"""
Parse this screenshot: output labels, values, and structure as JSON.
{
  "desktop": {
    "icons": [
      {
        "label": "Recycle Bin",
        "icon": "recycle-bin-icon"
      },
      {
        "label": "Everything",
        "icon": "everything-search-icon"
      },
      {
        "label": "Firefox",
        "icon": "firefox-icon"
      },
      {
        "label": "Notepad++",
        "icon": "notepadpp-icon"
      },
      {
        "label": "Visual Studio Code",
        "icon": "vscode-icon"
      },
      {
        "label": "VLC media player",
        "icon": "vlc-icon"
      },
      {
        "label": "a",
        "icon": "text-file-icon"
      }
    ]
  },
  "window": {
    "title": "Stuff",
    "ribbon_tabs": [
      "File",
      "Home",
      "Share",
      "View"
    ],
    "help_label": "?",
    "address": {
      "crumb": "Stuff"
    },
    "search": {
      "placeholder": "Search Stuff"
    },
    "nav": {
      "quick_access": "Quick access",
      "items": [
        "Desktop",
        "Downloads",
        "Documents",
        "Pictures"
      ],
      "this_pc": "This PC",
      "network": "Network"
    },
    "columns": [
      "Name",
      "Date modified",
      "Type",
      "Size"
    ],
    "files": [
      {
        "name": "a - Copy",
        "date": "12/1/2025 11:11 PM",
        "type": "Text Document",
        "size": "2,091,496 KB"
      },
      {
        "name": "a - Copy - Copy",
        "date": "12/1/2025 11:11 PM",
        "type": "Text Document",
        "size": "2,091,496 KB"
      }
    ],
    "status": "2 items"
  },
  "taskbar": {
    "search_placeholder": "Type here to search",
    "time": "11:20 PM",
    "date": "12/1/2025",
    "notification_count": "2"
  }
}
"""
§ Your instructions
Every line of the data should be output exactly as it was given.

§ Solution below
Parse this screenshot: output labels, values, and structure as JSON.
{
  "desktop": {
    "icons": [
      {
        "label": "Recycle Bin",
        "icon": "recycle-bin-icon"
      },
      {
        "label": "Everything",
        "icon": "everything-search-icon"
      },
      {
        "label": "Firefox",
        "icon": "firefox-icon"
      },
      {
        "label": "Notepad++",
        "icon": "notepadpp-icon"
      },
      {
        "label": "Visual Studio Code",
        "icon": "vscode-icon"
      },
      {
        "label": "VLC media player",
        "icon": "vlc-icon"
      },
      {
        "label": "a",
        "icon": "text-file-icon"
      }
    ]
  },
  "window": {
    "title": "Stuff",
    "ribbon_tabs": [
      "File",
      "Home",
      "Share",
      "View"
    ],
    "help_label": "?",
    "address": {
      "crumb": "Stuff"
    },
    "search": {
      "placeholder": "Search Stuff"
    },
    "nav": {
      "quick_access": "Quick access",
      "items": [
        "Desktop",
        "Downloads",
        "Documents",
        "Pictures"
      ],
      "this_pc": "This PC",
      "network": "Network"
    },
    "columns": [
      "Name",
      "Date modified",
      "Type",
      "Size"
    ],
    "files": [
      {
        "name": "a - Copy",
        "date": "12/1/2025 11:11 PM",
        "type": "Text Document",
        "size": "2,091,496 KB"
      },
      {
        "name": "a - Copy - Copy",
        "date": "12/1/2025 11:11 PM",
        "type": "Text Document",
        "size": "2,091,496 KB"
      }
    ],
    "status": "2 items"
  },
  "taskbar": {
    "search_placeholder": "Type here to search",
    "time": "11:20 PM",
    "date": "12/1/2025",
    "notification_count": "2"
  }
}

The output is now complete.